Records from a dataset

= Beginning of Section =

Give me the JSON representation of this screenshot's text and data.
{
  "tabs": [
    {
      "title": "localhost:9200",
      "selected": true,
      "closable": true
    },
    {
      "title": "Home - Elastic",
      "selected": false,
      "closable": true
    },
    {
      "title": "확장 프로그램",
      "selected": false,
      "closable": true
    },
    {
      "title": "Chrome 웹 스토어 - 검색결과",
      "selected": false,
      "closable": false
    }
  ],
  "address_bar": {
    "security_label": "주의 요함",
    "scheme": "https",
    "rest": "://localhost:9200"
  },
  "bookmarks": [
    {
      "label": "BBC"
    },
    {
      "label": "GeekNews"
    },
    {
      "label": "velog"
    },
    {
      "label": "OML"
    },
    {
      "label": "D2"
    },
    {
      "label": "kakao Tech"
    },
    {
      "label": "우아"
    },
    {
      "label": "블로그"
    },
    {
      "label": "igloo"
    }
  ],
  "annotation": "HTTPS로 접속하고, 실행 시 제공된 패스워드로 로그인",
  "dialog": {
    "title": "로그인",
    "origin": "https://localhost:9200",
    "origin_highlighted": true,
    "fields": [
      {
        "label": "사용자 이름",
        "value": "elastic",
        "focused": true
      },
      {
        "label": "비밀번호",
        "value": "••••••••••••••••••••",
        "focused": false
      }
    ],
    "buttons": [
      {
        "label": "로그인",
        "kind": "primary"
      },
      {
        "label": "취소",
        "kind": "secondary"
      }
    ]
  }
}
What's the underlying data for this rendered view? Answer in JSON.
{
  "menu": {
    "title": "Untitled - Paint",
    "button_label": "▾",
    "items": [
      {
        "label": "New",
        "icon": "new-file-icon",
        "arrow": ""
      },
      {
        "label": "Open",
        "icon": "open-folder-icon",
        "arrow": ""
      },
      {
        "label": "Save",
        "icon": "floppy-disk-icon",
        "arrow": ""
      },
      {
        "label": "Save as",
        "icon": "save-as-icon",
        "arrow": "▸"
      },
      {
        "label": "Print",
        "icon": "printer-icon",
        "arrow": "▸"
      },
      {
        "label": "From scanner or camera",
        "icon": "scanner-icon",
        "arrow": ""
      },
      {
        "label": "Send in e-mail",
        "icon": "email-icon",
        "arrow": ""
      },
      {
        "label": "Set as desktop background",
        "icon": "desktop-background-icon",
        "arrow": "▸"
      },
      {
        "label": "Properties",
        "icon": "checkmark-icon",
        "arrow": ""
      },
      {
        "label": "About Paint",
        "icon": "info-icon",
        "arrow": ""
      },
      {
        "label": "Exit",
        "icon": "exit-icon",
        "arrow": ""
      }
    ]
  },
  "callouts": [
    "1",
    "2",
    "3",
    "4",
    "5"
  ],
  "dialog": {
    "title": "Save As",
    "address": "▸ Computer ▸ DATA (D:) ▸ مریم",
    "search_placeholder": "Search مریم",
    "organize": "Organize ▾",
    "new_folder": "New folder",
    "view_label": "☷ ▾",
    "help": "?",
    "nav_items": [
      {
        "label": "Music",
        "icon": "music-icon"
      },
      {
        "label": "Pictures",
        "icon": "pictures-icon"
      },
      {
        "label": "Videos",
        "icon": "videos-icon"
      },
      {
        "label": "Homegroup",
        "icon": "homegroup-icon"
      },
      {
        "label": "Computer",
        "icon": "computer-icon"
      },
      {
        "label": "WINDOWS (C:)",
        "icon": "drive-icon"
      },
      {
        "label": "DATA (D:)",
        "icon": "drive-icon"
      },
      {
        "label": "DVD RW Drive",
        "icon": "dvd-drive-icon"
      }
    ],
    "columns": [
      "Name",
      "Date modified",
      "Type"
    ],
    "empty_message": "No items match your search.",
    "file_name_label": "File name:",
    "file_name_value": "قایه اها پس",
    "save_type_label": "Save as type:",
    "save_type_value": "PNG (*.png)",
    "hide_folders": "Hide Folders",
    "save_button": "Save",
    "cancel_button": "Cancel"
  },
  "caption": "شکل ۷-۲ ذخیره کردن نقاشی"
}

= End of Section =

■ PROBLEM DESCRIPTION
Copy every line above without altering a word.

■ RESPONSE TO THIS EXERCISE
Give me the JSON representation of this screenshot's text and data.
{
  "tabs": [
    {
      "title": "localhost:9200",
      "selected": true,
      "closable": true
    },
    {
      "title": "Home - Elastic",
      "selected": false,
      "closable": true
    },
    {
      "title": "확장 프로그램",
      "selected": false,
      "closable": true
    },
    {
      "title": "Chrome 웹 스토어 - 검색결과",
      "selected": false,
      "closable": false
    }
  ],
  "address_bar": {
    "security_label": "주의 요함",
    "scheme": "https",
    "rest": "://localhost:9200"
  },
  "bookmarks": [
    {
      "label": "BBC"
    },
    {
      "label": "GeekNews"
    },
    {
      "label": "velog"
    },
    {
      "label": "OML"
    },
    {
      "label": "D2"
    },
    {
      "label": "kakao Tech"
    },
    {
      "label": "우아"
    },
    {
      "label": "블로그"
    },
    {
      "label": "igloo"
    }
  ],
  "annotation": "HTTPS로 접속하고, 실행 시 제공된 패스워드로 로그인",
  "dialog": {
    "title": "로그인",
    "origin": "https://localhost:9200",
    "origin_highlighted": true,
    "fields": [
      {
        "label": "사용자 이름",
        "value": "elastic",
        "focused": true
      },
      {
        "label": "비밀번호",
        "value": "••••••••••••••••••••",
        "focused": false
      }
    ],
    "buttons": [
      {
        "label": "로그인",
        "kind": "primary"
      },
      {
        "label": "취소",
        "kind": "secondary"
      }
    ]
  }
}
What's the underlying data for this rendered view? Answer in JSON.
{
  "menu": {
    "title": "Untitled - Paint",
    "button_label": "▾",
    "items": [
      {
        "label": "New",
        "icon": "new-file-icon",
        "arrow": ""
      },
      {
        "label": "Open",
        "icon": "open-folder-icon",
        "arrow": ""
      },
      {
        "label": "Save",
        "icon": "floppy-disk-icon",
        "arrow": ""
      },
      {
        "label": "Save as",
        "icon": "save-as-icon",
        "arrow": "▸"
      },
      {
        "label": "Print",
        "icon": "printer-icon",
        "arrow": "▸"
      },
      {
        "label": "From scanner or camera",
        "icon": "scanner-icon",
        "arrow": ""
      },
      {
        "label": "Send in e-mail",
        "icon": "email-icon",
        "arrow": ""
      },
      {
        "label": "Set as desktop background",
        "icon": "desktop-background-icon",
        "arrow": "▸"
      },
      {
        "label": "Properties",
        "icon": "checkmark-icon",
        "arrow": ""
      },
      {
        "label": "About Paint",
        "icon": "info-icon",
        "arrow": ""
      },
      {
        "label": "Exit",
        "icon": "exit-icon",
        "arrow": ""
      }
    ]
  },
  "callouts": [
    "1",
    "2",
    "3",
    "4",
    "5"
  ],
  "dialog": {
    "title": "Save As",
    "address": "▸ Computer ▸ DATA (D:) ▸ مریم",
    "search_placeholder": "Search مریم",
    "organize": "Organize ▾",
    "new_folder": "New folder",
    "view_label": "☷ ▾",
    "help": "?",
    "nav_items": [
      {
        "label": "Music",
        "icon": "music-icon"
      },
      {
        "label": "Pictures",
        "icon": "pictures-icon"
      },
      {
        "label": "Videos",
        "icon": "videos-icon"
      },
      {
        "label": "Homegroup",
        "icon": "homegroup-icon"
      },
      {
        "label": "Computer",
        "icon": "computer-icon"
      },
      {
        "label": "WINDOWS (C:)",
        "icon": "drive-icon"
      },
      {
        "label": "DATA (D:)",
        "icon": "drive-icon"
      },
      {
        "label": "DVD RW Drive",
        "icon": "dvd-drive-icon"
      }
    ],
    "columns": [
      "Name",
      "Date modified",
      "Type"
    ],
    "empty_message": "No items match your search.",
    "file_name_label": "File name:",
    "file_name_value": "قایه اها پس",
    "save_type_label": "Save as type:",
    "save_type_value": "PNG (*.png)",
    "hide_folders": "Hide Folders",
    "save_button": "Save",
    "cancel_button": "Cancel"
  },
  "caption": "شکل ۷-۲ ذخیره کردن نقاشی"
}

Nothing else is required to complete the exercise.